→ EXERCISE DIRECTIONS:
Every line of the entries below that carries the string "true" should be copied.

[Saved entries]

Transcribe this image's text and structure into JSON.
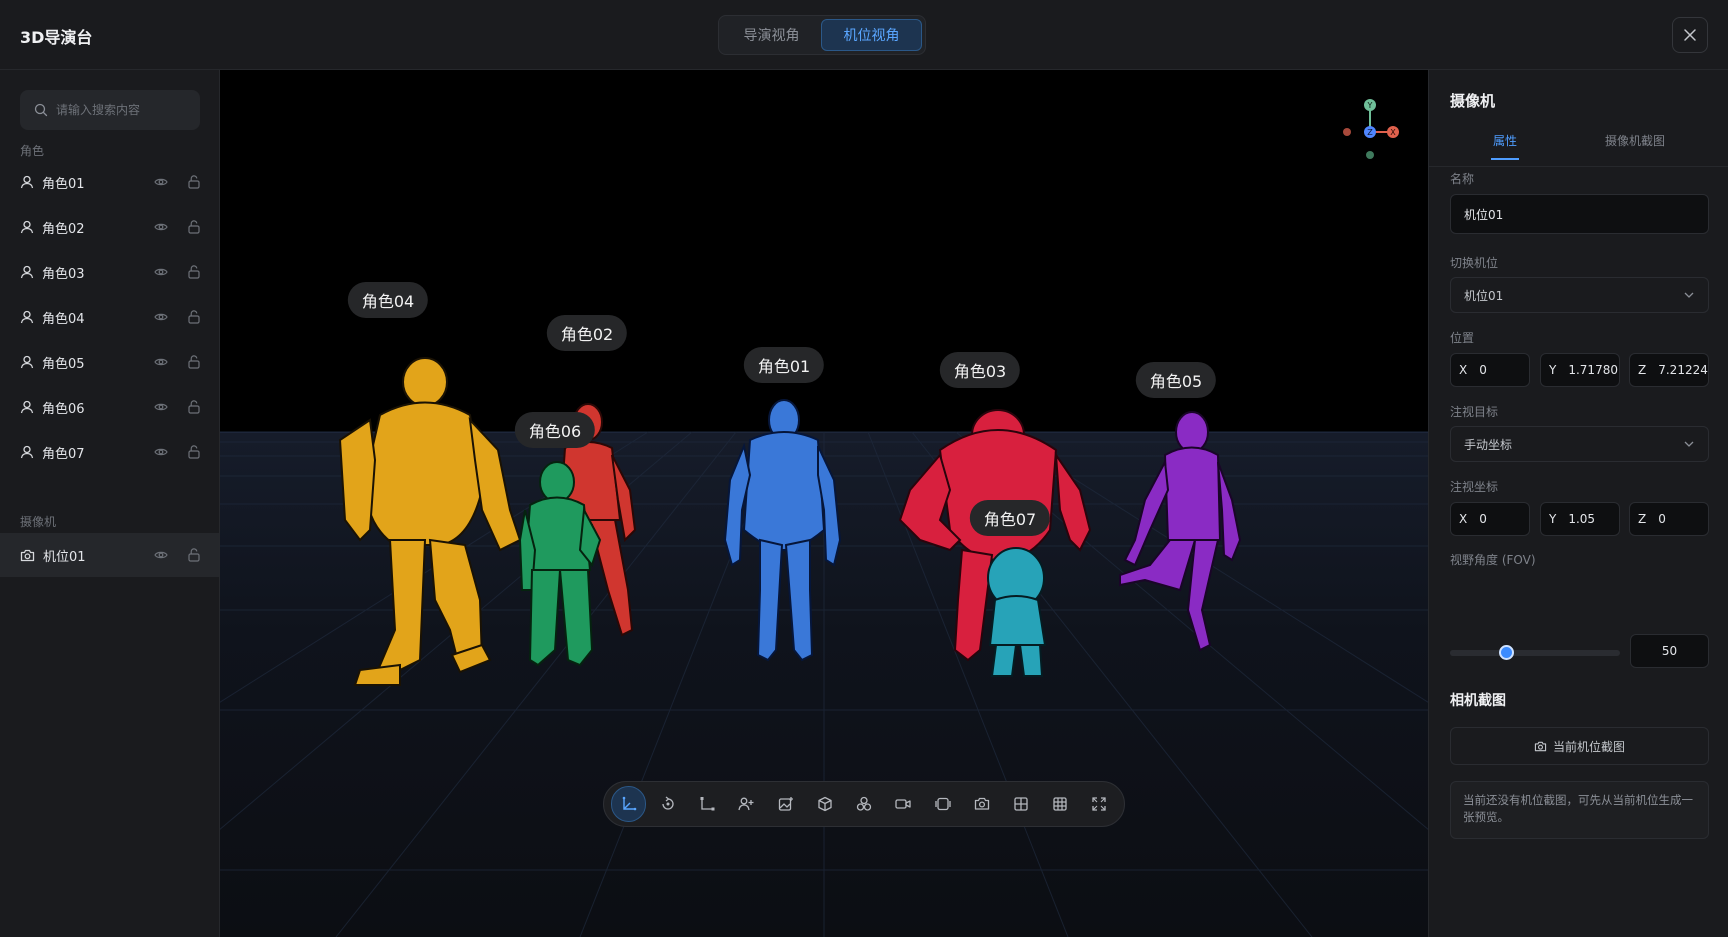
{
  "app": {
    "title": "3D导演台"
  },
  "view_tabs": [
    {
      "label": "导演视角",
      "active": false
    },
    {
      "label": "机位视角",
      "active": true
    }
  ],
  "left_panel": {
    "search_placeholder": "请输入搜索内容",
    "roles_section": "角色",
    "roles": [
      {
        "label": "角色01"
      },
      {
        "label": "角色02"
      },
      {
        "label": "角色03"
      },
      {
        "label": "角色04"
      },
      {
        "label": "角色05"
      },
      {
        "label": "角色06"
      },
      {
        "label": "角色07"
      }
    ],
    "cameras_section": "摄像机",
    "cameras": [
      {
        "label": "机位01",
        "selected": true
      }
    ]
  },
  "viewport": {
    "tags": [
      "角色04",
      "角色02",
      "角色06",
      "角色01",
      "角色03",
      "角色07",
      "角色05"
    ],
    "gizmo": {
      "y": "Y",
      "z": "Z",
      "x": "X"
    },
    "figure_colors": {
      "role04": "#e2a41a",
      "role02": "#d0362f",
      "role06": "#1f9a5e",
      "role01": "#3a78d8",
      "role03": "#d8203e",
      "role07": "#27a3b8",
      "role05": "#8a2bc4"
    }
  },
  "toolbar": {
    "tools": [
      {
        "icon": "axis-move-icon",
        "active": true
      },
      {
        "icon": "rotate-icon"
      },
      {
        "icon": "axis-scale-icon"
      },
      {
        "icon": "add-person-icon"
      },
      {
        "icon": "add-image-icon"
      },
      {
        "icon": "cube-icon"
      },
      {
        "icon": "spheres-icon"
      },
      {
        "icon": "video-camera-icon"
      },
      {
        "icon": "frame-icon"
      },
      {
        "icon": "camera-icon"
      },
      {
        "icon": "grid-2x2-icon"
      },
      {
        "icon": "grid-3x3-icon"
      },
      {
        "icon": "fullscreen-icon"
      }
    ]
  },
  "right_panel": {
    "title": "摄像机",
    "tabs": [
      "属性",
      "摄像机截图"
    ],
    "name_label": "名称",
    "name_value": "机位01",
    "switch_label": "切换机位",
    "switch_value": "机位01",
    "position_label": "位置",
    "position": {
      "x": "0",
      "y": "1.71780",
      "z": "7.21224"
    },
    "target_label": "注视目标",
    "target_value": "手动坐标",
    "target_coord_label": "注视坐标",
    "target_coord": {
      "x": "0",
      "y": "1.05",
      "z": "0"
    },
    "fov_label": "视野角度 (FOV)",
    "fov_value": "50",
    "fov_fraction": 0.33,
    "snapshot_title": "相机截图",
    "snapshot_button": "当前机位截图",
    "snapshot_note": "当前还没有机位截图，可先从当前机位生成一张预览。"
  }
}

→ TASK OUTPUT:
      "active": true
        "selected": true
        "active": true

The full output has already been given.